[Supplied data]

BEGIN

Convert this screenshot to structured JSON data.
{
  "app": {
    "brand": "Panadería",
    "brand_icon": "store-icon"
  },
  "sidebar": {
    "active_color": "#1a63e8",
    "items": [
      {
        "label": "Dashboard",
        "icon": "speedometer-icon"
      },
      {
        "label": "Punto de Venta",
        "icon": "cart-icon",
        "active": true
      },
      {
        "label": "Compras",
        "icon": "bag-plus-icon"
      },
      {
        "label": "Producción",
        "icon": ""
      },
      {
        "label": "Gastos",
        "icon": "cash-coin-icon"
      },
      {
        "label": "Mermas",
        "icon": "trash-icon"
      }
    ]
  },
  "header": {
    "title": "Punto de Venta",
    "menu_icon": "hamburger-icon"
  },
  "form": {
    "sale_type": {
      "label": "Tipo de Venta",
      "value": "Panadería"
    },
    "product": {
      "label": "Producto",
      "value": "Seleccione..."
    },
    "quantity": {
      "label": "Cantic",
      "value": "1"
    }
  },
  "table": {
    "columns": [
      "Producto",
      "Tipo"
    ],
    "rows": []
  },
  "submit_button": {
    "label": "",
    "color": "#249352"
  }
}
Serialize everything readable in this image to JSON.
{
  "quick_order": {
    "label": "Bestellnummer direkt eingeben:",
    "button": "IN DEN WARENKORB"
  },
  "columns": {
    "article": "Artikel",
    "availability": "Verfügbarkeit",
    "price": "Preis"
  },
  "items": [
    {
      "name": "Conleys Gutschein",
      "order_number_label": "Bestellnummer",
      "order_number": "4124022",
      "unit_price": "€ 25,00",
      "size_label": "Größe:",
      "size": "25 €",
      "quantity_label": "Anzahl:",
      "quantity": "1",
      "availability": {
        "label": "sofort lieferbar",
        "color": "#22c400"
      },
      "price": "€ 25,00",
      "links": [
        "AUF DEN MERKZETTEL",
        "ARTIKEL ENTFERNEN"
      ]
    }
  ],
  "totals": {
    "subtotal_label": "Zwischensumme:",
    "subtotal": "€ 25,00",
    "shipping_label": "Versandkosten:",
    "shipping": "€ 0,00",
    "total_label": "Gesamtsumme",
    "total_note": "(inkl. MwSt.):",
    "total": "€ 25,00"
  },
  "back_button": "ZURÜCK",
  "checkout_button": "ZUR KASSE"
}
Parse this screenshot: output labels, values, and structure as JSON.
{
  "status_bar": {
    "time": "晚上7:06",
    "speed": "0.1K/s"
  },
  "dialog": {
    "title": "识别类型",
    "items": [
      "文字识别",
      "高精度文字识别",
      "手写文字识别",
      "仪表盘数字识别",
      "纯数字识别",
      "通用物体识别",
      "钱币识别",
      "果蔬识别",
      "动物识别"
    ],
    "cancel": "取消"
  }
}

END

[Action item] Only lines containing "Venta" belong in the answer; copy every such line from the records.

[Answer to this problem]
        "label": "Punto de Venta",
    "title": "Punto de Venta",
      "label": "Tipo de Venta",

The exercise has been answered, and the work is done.